On Monday night we had planned to go to a performance of Aeschylus’s Persians in the castle, but it started late and we were too tired, but afterwards we heard that it was another fantastic event.
Before we left for England we had taken our outboard in for repair. It turned out that it needed a new float valve, which had to be sent from Athens. When we got back it had still not arrived because they had also been out of stock in Athens, so we had to leave without it. We had also been waiting for a new part for the watermaker, to double its capacity as we do not motor very much so were not making enough water. Unfortunately it was held in customs in Athens and we got a demand for a massive amount of paperwork, including the original invoice, a Paypal receipt (we hadn’t paid by Paypal), our tax number and registration, a copy of my passport and an authorisation with signature certified by the police. Fortunately Anna in the marina let me use her scanner and the port police were very helpful so we got together the documentation we could and sent it off. It turned out to be enough for them to release the parts once we had paid 25 euros in import duty and 85 euros in fees to the agent, but we decided not to wait for it to arrive before we headed north to pick up Becky, Andrew and the kids from Samos.
We left Lakki on 15 July and had a lovely sail up to Lipsi, where we anchored overnight in the bay to the south of the island. We left early next morning to motor up to Arki, where we got a good spot on the quay. After a couple of days swimming and chilling we sailed across to Agathonisi to sit out the forecast stronger winds before going on to Samos.
Agathonisi was almost empty when we arrived. There was one Russian crewed Turkish charter anchored in the bay, who left in a hurry soon after we arrived when the Port Police called across asking for their papers, and one million pound Turkish catamaran which had overtaken us on the way in and whose owners were very helpful getting us in alongside them – it turned out that they knew us from last year, when they had had a rather less fancy yacht.

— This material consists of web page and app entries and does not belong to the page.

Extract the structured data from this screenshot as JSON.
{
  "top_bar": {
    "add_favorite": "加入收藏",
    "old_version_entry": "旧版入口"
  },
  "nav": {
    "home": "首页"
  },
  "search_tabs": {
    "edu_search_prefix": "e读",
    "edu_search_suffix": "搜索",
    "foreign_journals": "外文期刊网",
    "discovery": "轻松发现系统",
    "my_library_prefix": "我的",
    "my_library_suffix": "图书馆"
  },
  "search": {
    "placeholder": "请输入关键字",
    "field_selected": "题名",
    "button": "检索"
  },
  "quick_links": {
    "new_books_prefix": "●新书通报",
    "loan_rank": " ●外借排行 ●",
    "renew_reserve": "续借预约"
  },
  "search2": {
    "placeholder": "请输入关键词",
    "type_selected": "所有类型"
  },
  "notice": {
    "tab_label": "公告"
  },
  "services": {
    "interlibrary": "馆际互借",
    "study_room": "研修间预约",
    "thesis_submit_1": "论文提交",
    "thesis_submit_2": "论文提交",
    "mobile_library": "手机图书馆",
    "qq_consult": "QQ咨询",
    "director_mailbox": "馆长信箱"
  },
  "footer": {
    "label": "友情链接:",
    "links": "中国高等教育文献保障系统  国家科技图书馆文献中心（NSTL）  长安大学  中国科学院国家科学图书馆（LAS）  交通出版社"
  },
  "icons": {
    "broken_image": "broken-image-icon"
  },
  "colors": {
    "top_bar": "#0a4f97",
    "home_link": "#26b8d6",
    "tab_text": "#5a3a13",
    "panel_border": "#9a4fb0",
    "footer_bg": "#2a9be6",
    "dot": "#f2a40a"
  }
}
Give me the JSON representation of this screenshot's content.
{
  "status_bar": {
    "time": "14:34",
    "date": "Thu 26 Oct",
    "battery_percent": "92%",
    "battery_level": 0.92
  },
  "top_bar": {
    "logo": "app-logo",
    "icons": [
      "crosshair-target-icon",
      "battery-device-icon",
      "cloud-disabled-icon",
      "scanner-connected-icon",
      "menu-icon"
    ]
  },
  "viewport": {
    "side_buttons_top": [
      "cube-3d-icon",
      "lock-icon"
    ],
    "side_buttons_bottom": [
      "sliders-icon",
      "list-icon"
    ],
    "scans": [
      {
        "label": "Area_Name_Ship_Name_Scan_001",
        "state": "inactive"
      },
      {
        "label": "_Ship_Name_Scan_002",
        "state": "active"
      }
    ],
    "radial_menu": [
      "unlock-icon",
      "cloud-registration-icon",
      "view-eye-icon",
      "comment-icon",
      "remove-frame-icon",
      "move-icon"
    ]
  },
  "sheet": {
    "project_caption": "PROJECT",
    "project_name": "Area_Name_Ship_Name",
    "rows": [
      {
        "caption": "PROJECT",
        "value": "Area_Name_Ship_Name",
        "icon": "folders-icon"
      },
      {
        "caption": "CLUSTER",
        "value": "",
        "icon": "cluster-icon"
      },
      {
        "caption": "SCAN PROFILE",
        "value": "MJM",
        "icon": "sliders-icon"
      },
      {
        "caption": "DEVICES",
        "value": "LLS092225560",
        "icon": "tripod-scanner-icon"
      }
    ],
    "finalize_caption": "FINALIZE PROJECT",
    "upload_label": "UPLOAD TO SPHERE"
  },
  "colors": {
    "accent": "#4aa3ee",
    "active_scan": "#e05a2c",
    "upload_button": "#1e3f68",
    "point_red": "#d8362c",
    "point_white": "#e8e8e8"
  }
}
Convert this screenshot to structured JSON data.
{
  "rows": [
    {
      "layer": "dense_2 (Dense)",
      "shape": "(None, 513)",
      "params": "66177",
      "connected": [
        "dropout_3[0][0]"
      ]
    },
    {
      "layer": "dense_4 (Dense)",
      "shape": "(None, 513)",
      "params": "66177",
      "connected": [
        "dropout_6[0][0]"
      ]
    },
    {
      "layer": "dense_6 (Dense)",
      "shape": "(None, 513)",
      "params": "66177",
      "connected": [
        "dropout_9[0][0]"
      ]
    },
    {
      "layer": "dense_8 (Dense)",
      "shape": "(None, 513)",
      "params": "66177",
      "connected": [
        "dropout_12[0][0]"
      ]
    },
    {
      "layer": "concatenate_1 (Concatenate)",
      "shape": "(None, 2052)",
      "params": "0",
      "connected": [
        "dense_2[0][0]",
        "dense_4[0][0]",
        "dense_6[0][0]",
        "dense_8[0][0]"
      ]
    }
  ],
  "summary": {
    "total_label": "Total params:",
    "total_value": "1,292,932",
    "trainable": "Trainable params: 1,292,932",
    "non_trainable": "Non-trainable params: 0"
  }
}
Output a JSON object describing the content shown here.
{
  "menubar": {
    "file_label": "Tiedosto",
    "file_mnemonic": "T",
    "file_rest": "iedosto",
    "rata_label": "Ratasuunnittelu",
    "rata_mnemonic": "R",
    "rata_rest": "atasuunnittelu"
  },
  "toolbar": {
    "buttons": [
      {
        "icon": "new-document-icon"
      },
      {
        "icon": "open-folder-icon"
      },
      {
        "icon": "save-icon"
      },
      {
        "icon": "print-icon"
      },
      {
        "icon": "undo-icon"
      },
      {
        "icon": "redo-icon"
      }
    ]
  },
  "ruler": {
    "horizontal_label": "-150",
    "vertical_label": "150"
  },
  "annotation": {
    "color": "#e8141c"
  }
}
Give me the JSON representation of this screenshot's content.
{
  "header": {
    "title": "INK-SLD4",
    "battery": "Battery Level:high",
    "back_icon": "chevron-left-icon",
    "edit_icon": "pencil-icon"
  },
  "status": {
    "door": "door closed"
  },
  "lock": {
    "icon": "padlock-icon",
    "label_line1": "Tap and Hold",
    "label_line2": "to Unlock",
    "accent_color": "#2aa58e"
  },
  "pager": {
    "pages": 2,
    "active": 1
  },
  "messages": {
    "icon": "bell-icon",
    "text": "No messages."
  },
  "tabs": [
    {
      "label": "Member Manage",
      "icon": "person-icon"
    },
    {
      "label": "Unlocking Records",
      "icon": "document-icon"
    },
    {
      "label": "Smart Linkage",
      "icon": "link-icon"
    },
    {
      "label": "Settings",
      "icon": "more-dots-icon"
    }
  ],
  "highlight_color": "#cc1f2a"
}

We had already noticed in Arki how few yachts there seemed to be compared to previous years and Maria and Voula both told us that it had been very quiet all summer. The shops and tavernas are clearly struggling. Maris told us that she is thinking of leaving because the school cannot get a teacher for its kindergarten (4-6 year olds). A young teacher only gets 700 euros a month after the cuts and at least 300 has to go immediately to pay rent, so it is not surprising that they can’t get anyone.

We will leave for Pythagorion on Samos on Monday 21st to get ready for the arrival of Becky and co first thing on Wednesday after their overnight flight via Athens.